Latest revision as of 13:41, 20 August 2009

Schwekendiek Lab - University of Northern Iowa

The material on this page has been "stolen" from Prof. John C. Anderson at UC Berkeley. I could as well just have linked to it, but I decided to copy it because I want to replace the content with my own. Since I know me, this will take forever. Updated tutorials will be marked with this icon RecentChanges iconbaby.png. Until this happens, I hope John will keep his valuable pages online and the links working. If the links become dead, please let me know and will hurry replacing the information. Pages marked with GettingStarted iconbaby.png are a "must read"!

The Basics

Think the "Central Dogma" involves a kennel of chihuahuas? You need to start here with the basics. The material in this section needs to be understood by everyone before starting lab work. It is essential.

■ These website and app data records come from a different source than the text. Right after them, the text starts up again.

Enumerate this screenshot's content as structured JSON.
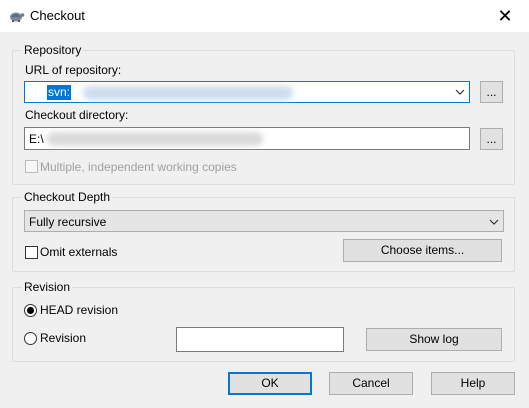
{
  "window": {
    "title": "Checkout",
    "close_glyph": "✕"
  },
  "repository": {
    "group_label": "Repository",
    "url_label": "URL of repository:",
    "url_value_prefix": "svn:",
    "browse_label": "...",
    "dir_label": "Checkout directory:",
    "dir_value_prefix": "E:\\",
    "dir_browse_label": "...",
    "multiple_label": "Multiple, independent working copies"
  },
  "depth": {
    "group_label": "Checkout Depth",
    "selected": "Fully recursive",
    "omit_externals_label": "Omit externals",
    "choose_items_label": "Choose items..."
  },
  "revision": {
    "group_label": "Revision",
    "head_label": "HEAD revision",
    "revision_label": "Revision",
    "revision_value": "",
    "show_log_label": "Show log"
  },
  "buttons": {
    "ok": "OK",
    "cancel": "Cancel",
    "help": "Help"
  },
  "colors": {
    "accent": "#0078d7",
    "background": "#f0f0f0"
  },
  "icons": {
    "app": "tortoisesvn-icon",
    "close": "close-icon",
    "dropdown": "chevron-down-icon"
  }
}
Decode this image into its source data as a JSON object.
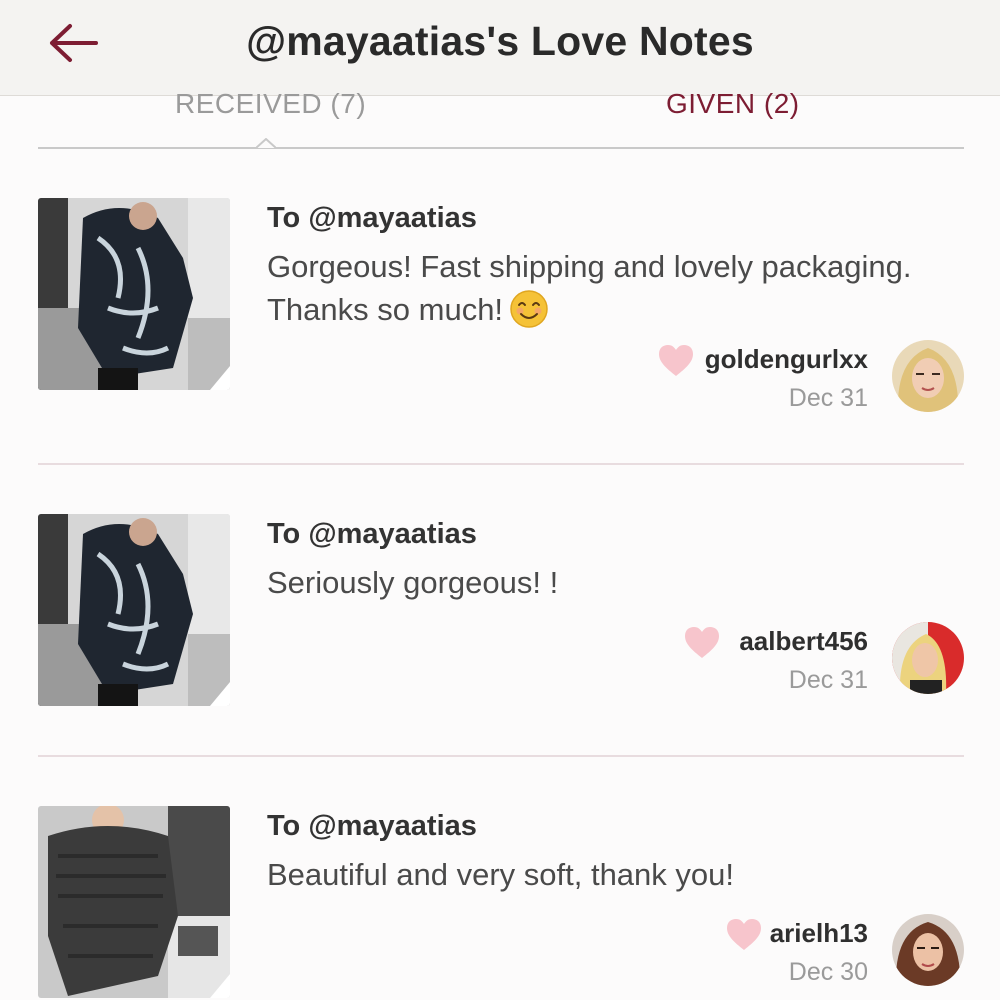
{
  "header": {
    "title": "@mayaatias's Love Notes",
    "back_icon": "arrow-left-icon",
    "accent_color": "#7d1d33"
  },
  "tabs": [
    {
      "label": "RECEIVED (7)",
      "active": true
    },
    {
      "label": "GIVEN (2)",
      "active": false
    }
  ],
  "notes": [
    {
      "to": "To @mayaatias",
      "message": "Gorgeous! Fast shipping and lovely packaging. Thanks so much!",
      "emoji": "smiling-face-icon",
      "username": "goldengurlxx",
      "date": "Dec 31"
    },
    {
      "to": "To @mayaatias",
      "message": "Seriously gorgeous! !",
      "username": "aalbert456",
      "date": "Dec 31"
    },
    {
      "to": "To @mayaatias",
      "message": "Beautiful and very soft, thank you!",
      "username": "arielh13",
      "date": "Dec 30"
    }
  ],
  "colors": {
    "heart": "#f7c5cc",
    "divider": "#e8dcdf",
    "given_tab": "#7d1d33",
    "received_tab": "#9a9a9a"
  }
}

But I assume this knowledge is present from other courses and I won't go over it (except upon request).

Bare bones biochemistry

Basic Molecular Biology

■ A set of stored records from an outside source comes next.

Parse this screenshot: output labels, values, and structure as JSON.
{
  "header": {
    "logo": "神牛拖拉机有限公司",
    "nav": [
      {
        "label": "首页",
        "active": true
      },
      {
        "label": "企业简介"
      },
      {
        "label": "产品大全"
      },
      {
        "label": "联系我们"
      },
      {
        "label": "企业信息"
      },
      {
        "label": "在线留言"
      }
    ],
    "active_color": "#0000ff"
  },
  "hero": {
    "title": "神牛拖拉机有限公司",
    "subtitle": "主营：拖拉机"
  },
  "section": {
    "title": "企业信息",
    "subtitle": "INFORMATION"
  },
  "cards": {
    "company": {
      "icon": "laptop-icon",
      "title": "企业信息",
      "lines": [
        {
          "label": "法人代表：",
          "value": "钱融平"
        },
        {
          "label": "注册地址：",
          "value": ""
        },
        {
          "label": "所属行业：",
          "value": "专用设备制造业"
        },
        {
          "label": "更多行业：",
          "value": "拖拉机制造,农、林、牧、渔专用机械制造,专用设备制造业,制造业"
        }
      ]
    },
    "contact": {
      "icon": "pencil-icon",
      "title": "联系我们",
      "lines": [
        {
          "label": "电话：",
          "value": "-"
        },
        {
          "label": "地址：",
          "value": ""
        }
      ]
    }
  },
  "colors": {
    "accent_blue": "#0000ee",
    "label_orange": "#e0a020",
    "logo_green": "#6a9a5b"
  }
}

Practical DNA

What is PCR?

Introduction to Biobricks and Basic Cloning

This tutorial is best used in conjunction with the sequence editor ApE. Read the section about ApE for a description of how to install it.

Installing ApE - this program is not required for the UNI course!

Overview of Cloning GettingStarted iconbaby.png

Introduction to Biobricks GettingStarted iconbaby.png

Working with bacterial stocks RecentChanges iconbaby.pngGettingStarted iconbaby.png

Introduction to Refactoring

Technical Design

Basic Oligo Design GettingStarted iconbaby.png

Special Case: Single Internal Restriction Sites

Construction of short parts

Design of composite parts

Keeping track of construction files

Sequencing Analysis

Advanced Technical Design

Working with Translational Fusions

Circularly Permuted Proteins

The "what did they make" game


Basic Gene Recombination GettingStarted iconbaby.png

Introduction to Pathway Engineering

coming sooner

coming soon

Things you should know

Common Pitfalls and Tips GettingStarted iconbaby.png

Origins of replication

The Critical Path